today in class we were talking about how we all know where we were on 9/11, as do most people and it reminded me of something I learned in my memory and cognition course. Flashbulb memory. Normally memory lessens with time because of interference and what not, but flashbulb memory is a memory that defies time and remains clear. Flashbulb memory occurs when something traumatic or intensely significant (aka 9/11) occurs, the closer you are to the tragedy the stronger the memory. I guess we all could almost infer this info but just gives some scientific backup to the fact that although we were all what, 11 or 12? we remember the day in detail.


  1. That class sounds amazing. I'd love to know how the brain and memory work. But is it one of those classes that sound more interesting than it turns out to be? I am trying to think of any other moment that I would consider universal flashbulb memories... maybe when Brad left Jen?

  2. I, as well, am now trying to think of moments of flashbulb memory that I have attained. 9/11/01 certainly brings many images and instances into my mind. And so does my 4 year old preschool class when I accidentally knocked over our Class Caterpillar Cage, where our caterpillars had just turned into cocoons. I'll never forget watching those cocoons fall to the ground, knowing I'd ruined their chance of ever becoming a butterfly....what a very tragic moment for a little pre-schooler.

    But anyways, for me it's interesting to think of this Flashbulb memory as it applies to writing on the day of 9/11. As Phillip wrote in the entry right before, it is these text messages or little snippets and snap shots of information (yes...written information) which started the new literary movement. I remember one of my flashbulb memories from 9/11 was looking down at a written message, not a text message, but a message my mom had left with a secretary at my school. While the teachers had allowed us to use cell phones, no one's were working because of the antennae on the WTC. Written message said "Merrill Calotta, Class 6: Mother called. She is going to pick you up at 2pm. Family is fine and at home." Another flashbulb I have was walking outside and seeing the video tape of the plane crash on the news from a TV in a bar. This was the only day I ever walked home from school with my mom, and so we were able to walk by all of the bars and restaurants that remained open, unlike public transportation which shut down. The bars were packed at 2pm because all of the business people were sent home from the tall sky scrapers they worked in as a safety measure (that was also really weird for me to see as I walked by them while going home). Others in our class also talked about how they remember they were glued to the television the day of the attacks.

    Just thinking of how images and writing applies to 9/11, and even Postcards, it's interesting to think of what exactly impresses upon our Flashbulb memory.

  3. the class is interesting... its needed for sphr major, its a lot of memorizing studies on the brain mostly but cool if you understand the anatomy and can imagne it. There is also a neuropsyc course.
    for our generation I definitely think 9/11 is the most prominent but maybe michael jackson dying, strange

  4. I'll never forget watching those cocoons fall to the ground, knowing I'd ruined their chance of ever becoming a butterfly

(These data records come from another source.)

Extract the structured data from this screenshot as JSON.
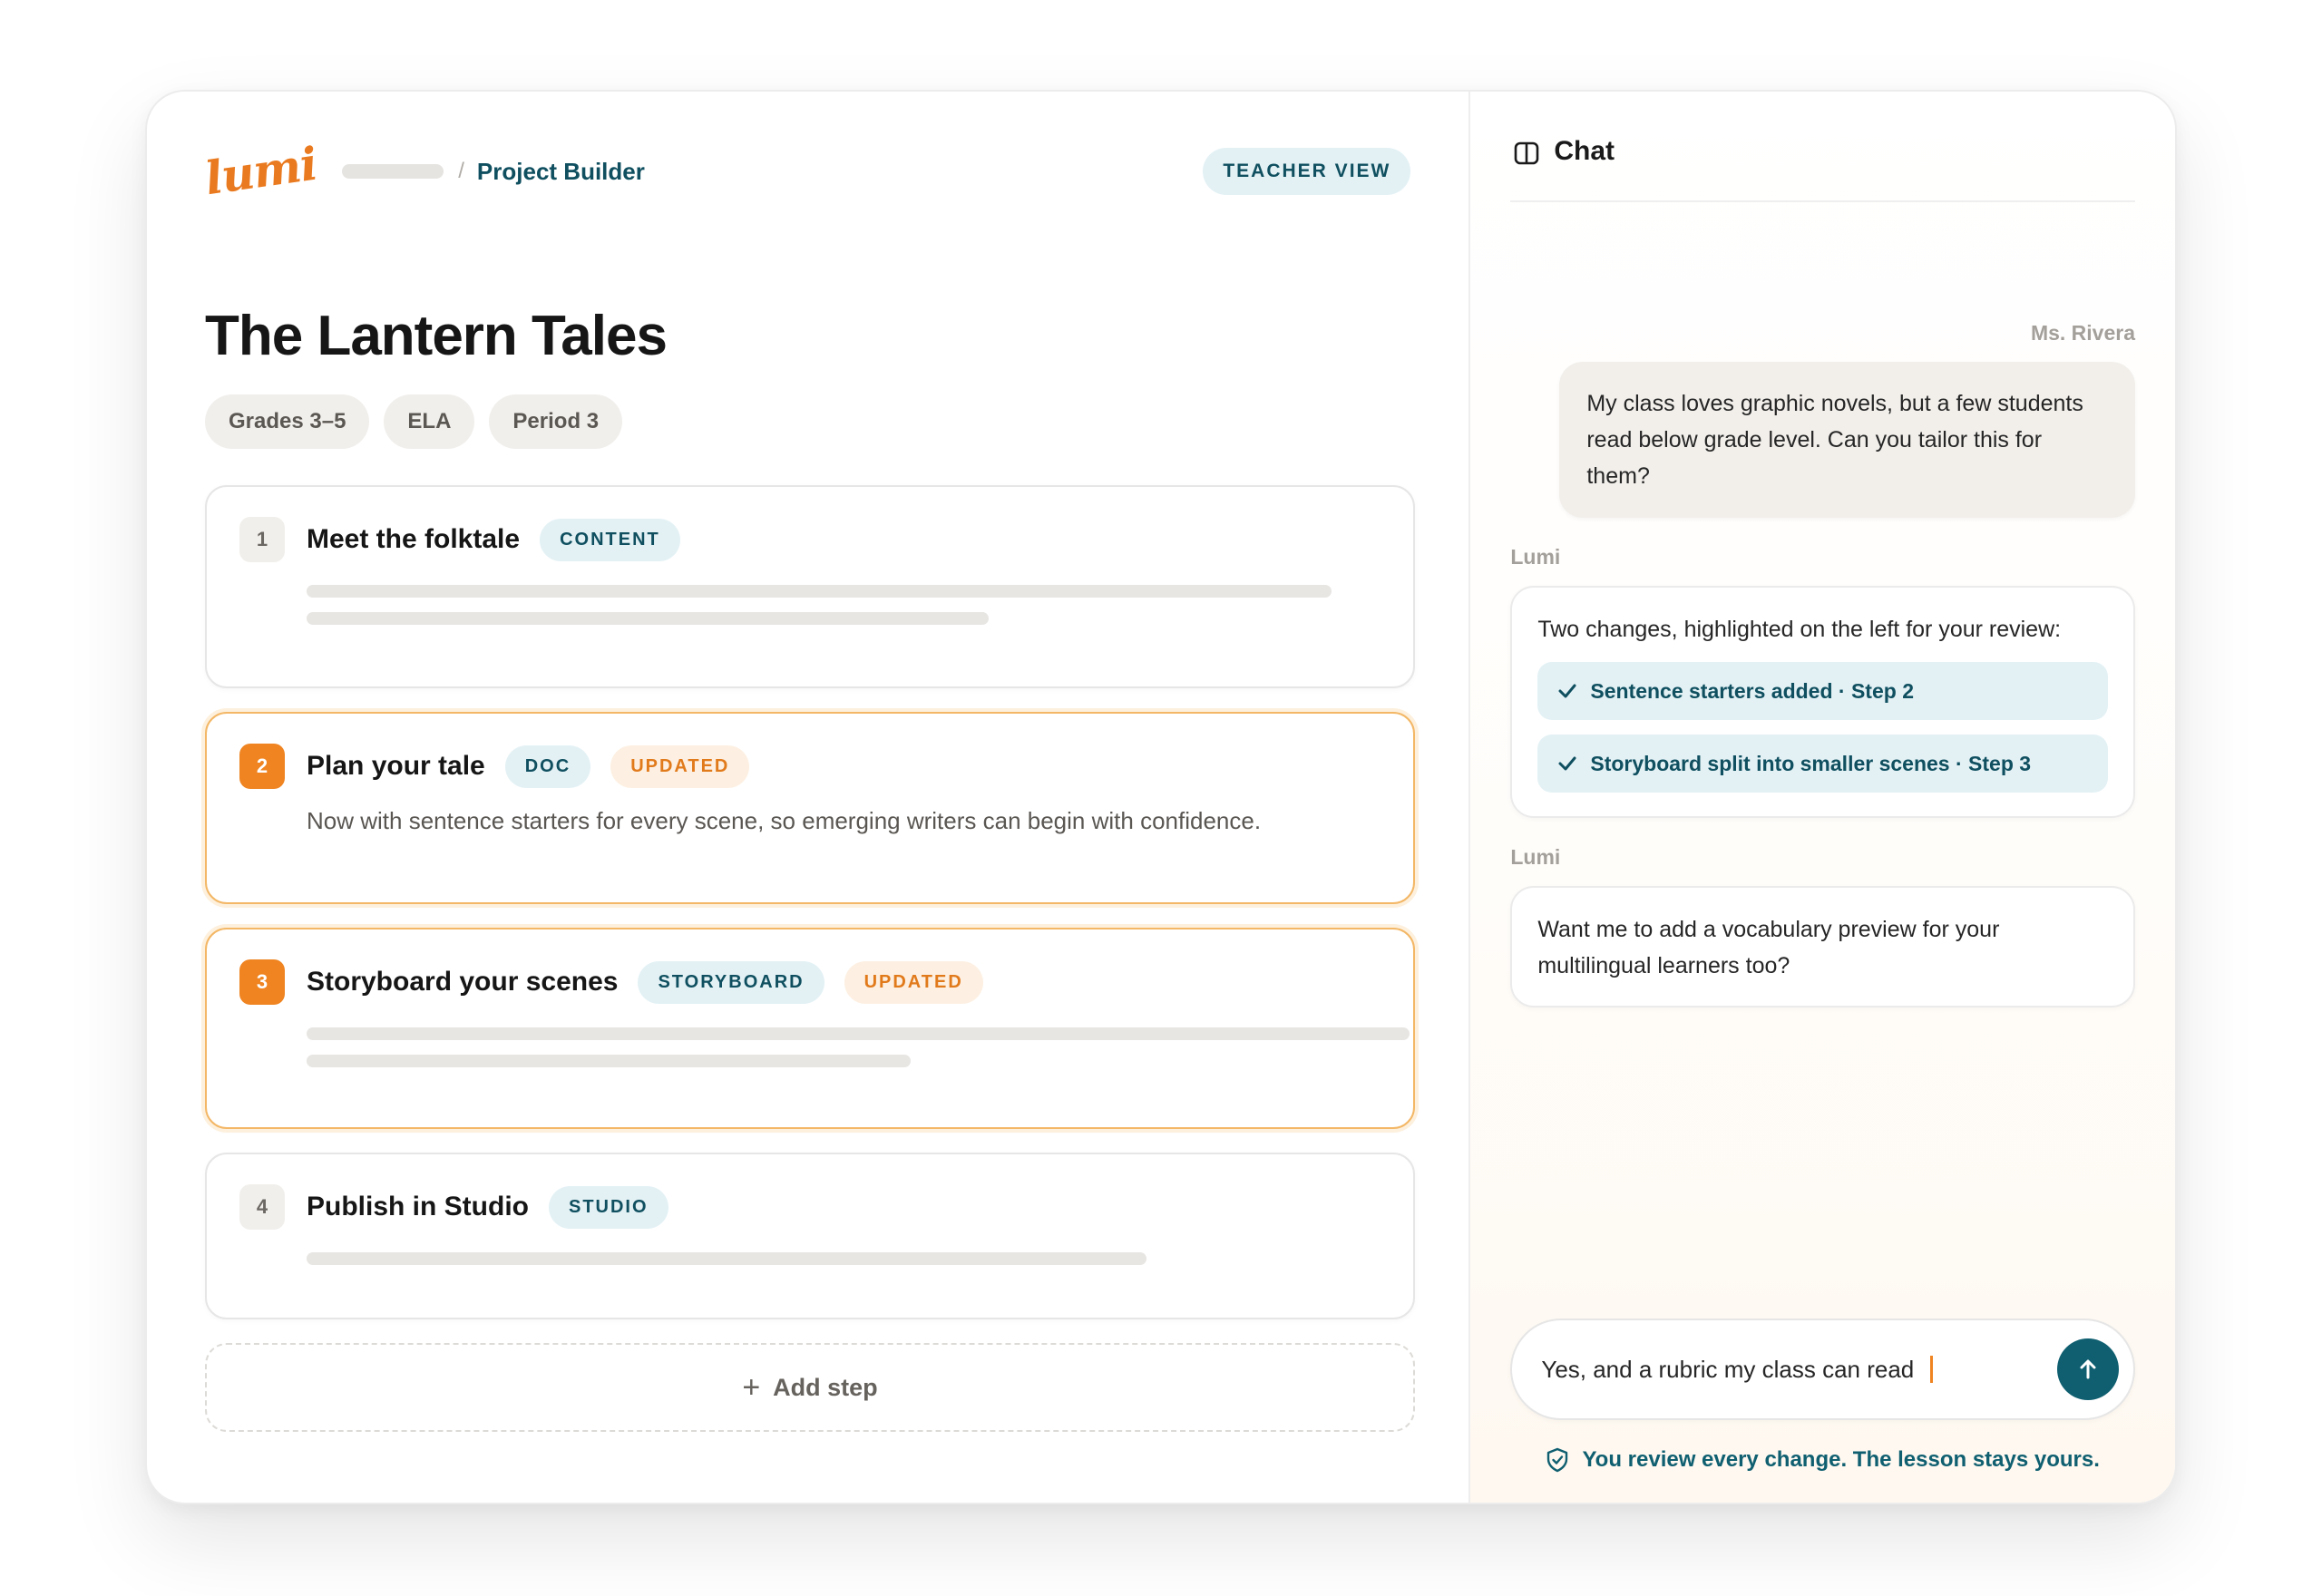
{
  "header": {
    "logo_text": "lumi",
    "breadcrumb_current": "Project Builder",
    "breadcrumb_separator": "/",
    "view_badge": "TEACHER VIEW"
  },
  "project": {
    "title": "The Lantern Tales",
    "tags": [
      "Grades 3–5",
      "ELA",
      "Period 3"
    ]
  },
  "steps": [
    {
      "number": "1",
      "title": "Meet the folktale",
      "type": "CONTENT",
      "updated_label": ""
    },
    {
      "number": "2",
      "title": "Plan your tale",
      "type": "DOC",
      "updated_label": "UPDATED",
      "description": "Now with sentence starters for every scene, so emerging writers can begin with confidence."
    },
    {
      "number": "3",
      "title": "Storyboard your scenes",
      "type": "STORYBOARD",
      "updated_label": "UPDATED"
    },
    {
      "number": "4",
      "title": "Publish in Studio",
      "type": "STUDIO",
      "updated_label": ""
    }
  ],
  "add_step_label": "Add step",
  "chat": {
    "title": "Chat",
    "messages": [
      {
        "sender": "Ms. Rivera",
        "text": "My class loves graphic novels, but a few students read below grade level. Can you tailor this for them?"
      },
      {
        "sender": "Lumi",
        "text": "Two changes, highlighted on the left for your review:",
        "changes": [
          "Sentence starters added · Step 2",
          "Storyboard split into smaller scenes · Step 3"
        ]
      },
      {
        "sender": "Lumi",
        "text": "Want me to add a vocabulary preview for your multilingual learners too?"
      }
    ],
    "composer_value": "Yes, and a rubric my class can read",
    "footer_note": "You review every change. The lesson stays yours."
  },
  "colors": {
    "accent_orange": "#ef8421",
    "accent_teal": "#0f5f70",
    "badge_teal_bg": "#e3f1f5"
  },
  "icons": {
    "panel": "sidebar-panel-icon",
    "check": "check-icon",
    "send": "arrow-up-icon",
    "shield": "shield-check-icon",
    "add": "plus-icon"
  }
}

    This is the saddest memory ever posted on this blog. Tears are welling up as I type.

  5. I'm intrigued by this idea of trying to find another universal flashbulb memory. For me the night of "shock and awe" when we first started bombing Baghdad definitely stands out. I remember sitting on the very edge of my living room chair staring at the TV and thinking to myself "this is the night that will change everything." Okay, I was a bit of a melodramatic 13 year old. But I really felt in that moment that a generation like mine who had never watched their military launch a purely offensive and brutal attack would be deeply affected. Today I'm still not sure if I was wrong. It seems like a lot has changed, but I suppose only time will tell.